March 19 marks 10 years since the U.S. invasion of Iraq. In the decade-long runup to that anniversary, media organizations and others have taken the river of data describing the war and its many costs and turned them into infographics, data visualizations and other graphical presentations, which we have collected for you here.
A sampling of news coverage in the past couple of days suggests even more Iraq War data is on the way:
- The Guardian reported the "Pentagon's link to Iraqi torture centres."
- The BBC reports evidence of intelligence prior to the war that Saddam Hussein did not have weapons of mass destruction.
- The Los Angeles Times reports the U.S. cost as $1.7 trillion (which could grow to $6 trillion), according to a Brown University study. More from that study:
The war has killed at least 134,000 Iraqi civilians and may have contributed to the deaths of as many as four times that number. Factoring in security forces, insurgents, journalists and aid workers, the death toll rises to an estimated 176,000 to 189,000.
As taxpayers, we're all on the hook for that estimated $6 trillion tab. That's nearly half the current national debt. We spent about $550 billion on Medicare last year. Six trillion bucks would fund our healthcare coverage for seniors and disabled people for roughly a decade.
IRAQ WAR: DATA VISUALIZATIONS & INFOGRAPHICS
Click for larger versions of the graphics or to be taken to the original source.
1) The Guardian: Iraq after the invasion, A decade visualised
"It's ten years since Iraq was invaded. What kind of country has been left behind — how many people died and what was the effect on the US and UK military?"
2) Jonathan Stray / AP: A full-text visualization of the Iraq War Logs

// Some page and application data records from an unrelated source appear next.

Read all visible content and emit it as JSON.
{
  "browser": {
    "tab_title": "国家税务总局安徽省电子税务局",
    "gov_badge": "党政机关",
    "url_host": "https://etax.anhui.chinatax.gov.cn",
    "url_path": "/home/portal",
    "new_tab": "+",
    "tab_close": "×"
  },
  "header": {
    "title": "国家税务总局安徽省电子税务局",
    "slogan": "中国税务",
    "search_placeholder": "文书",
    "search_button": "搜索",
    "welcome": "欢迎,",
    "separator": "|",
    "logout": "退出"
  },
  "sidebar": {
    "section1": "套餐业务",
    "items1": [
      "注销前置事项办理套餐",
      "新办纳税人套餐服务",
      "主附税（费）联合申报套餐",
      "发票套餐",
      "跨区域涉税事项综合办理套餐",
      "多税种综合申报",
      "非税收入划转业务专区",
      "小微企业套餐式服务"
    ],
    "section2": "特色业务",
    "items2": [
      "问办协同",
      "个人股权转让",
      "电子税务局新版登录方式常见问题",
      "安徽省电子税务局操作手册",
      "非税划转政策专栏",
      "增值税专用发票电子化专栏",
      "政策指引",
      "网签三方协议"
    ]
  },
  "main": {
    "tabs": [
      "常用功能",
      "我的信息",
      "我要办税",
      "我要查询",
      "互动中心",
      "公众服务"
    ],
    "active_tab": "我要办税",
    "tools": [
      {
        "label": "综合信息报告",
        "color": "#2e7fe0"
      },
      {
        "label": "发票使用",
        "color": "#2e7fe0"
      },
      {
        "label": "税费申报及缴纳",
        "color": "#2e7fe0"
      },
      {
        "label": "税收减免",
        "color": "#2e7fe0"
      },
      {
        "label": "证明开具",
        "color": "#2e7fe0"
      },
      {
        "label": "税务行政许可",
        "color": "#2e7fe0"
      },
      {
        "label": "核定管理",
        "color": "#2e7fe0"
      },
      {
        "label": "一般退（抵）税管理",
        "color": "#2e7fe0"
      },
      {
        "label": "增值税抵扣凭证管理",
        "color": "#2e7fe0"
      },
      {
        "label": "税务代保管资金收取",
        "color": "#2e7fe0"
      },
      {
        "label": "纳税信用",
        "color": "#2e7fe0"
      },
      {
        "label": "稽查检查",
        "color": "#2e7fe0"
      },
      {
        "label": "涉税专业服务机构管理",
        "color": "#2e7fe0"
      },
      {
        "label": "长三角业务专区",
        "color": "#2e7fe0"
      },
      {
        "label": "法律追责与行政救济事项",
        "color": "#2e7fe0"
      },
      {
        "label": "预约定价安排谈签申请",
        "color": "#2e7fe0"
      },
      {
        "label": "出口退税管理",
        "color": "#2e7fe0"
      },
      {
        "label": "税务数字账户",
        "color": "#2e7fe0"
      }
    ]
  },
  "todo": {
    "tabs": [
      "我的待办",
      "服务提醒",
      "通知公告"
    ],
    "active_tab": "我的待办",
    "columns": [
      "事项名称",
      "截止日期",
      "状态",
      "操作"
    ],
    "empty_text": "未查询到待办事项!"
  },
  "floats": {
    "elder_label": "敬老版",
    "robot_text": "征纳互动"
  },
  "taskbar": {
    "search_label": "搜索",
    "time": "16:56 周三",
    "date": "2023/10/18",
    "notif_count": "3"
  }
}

"[P]eering into the Iraq War Logs by visualizing them in bulk, as opposed to using keyword searches. ... We wanted to go a step further, by designing a visualization based on the richest part of each report: the free text summary, where a real human describes what happened, in jargon-inflected English. ... The exploratory work described in this post has since blossomed into the Overview Project, an open-source large document set visualization tool for investigative journalists and other curious people."
3) L.A. Times: California’s War Dead
Military deaths in Iraq and Afghanistan, 2001-Present. A complete alphabetical list also grouped by by cemetery, hometown, marital status, high school, and gender.
4) The Washington Post: Faces of the Fallen
"6,630 U.S. service members have died in Operation Iraqi Freedom and Operation Enduring Freedom. Faces of the Fallen is a collection of information about each U.S. service member who has died as a result of the wars in Iraq and Afghanistan. ... This information is updated at least weekly from military releases, news service reports and local newspaper stories. The photographs come from news services, local newspapers and family members."
5) Kamel Makhloufi: Pixelating Iraq War casualties
Each Iraq War death is visualized with a pixel. Explains Makhloufi via Flickr, "First [image] is function of sum, second one is function of time."
U.S. soldiers = Blue | Iraqi troops = Green | Civilians = Orange | Enemies = Gray
6) NPR: "The War Card: Orchestrated Deception on the Path to War"
Database by phrase, person and subject. "President Bush and top administration officials made more than 900 false statements in the two years following Sept. 11, 2001, about the national security threat posed by Iraq under Saddam Hussein, according to ... a report by [Center for Public Integrity] public interest group."
7) Good Magazine: The $3 Trillion War: Its Cost In 10 Steps
"In 2003, Secretary of Defense Donald Rumsfeld estimated that a war with Iraq would cost $60 billion. Five years later, the cost of Iraq War operations is more than 10 times that figure. By the time the United States leaves Iraq, the estimated total cost of war will be more than $3 trillion"
8) Mother Jones: Lie by Lie: The Mother Jones Iraq War Timeline (8/1/90 - 2/14/08)
"In this timeline, we've assembled the history of the Iraq War to create a resource we hope will help resolve open questions of the Bush era. What did our leaders know and when did they know it? And, perhaps just as important, what red flags did we miss, and how could we have missed them?"
Have you seen an interesting visual analysis of Iraq War data? What do you want to see visualized?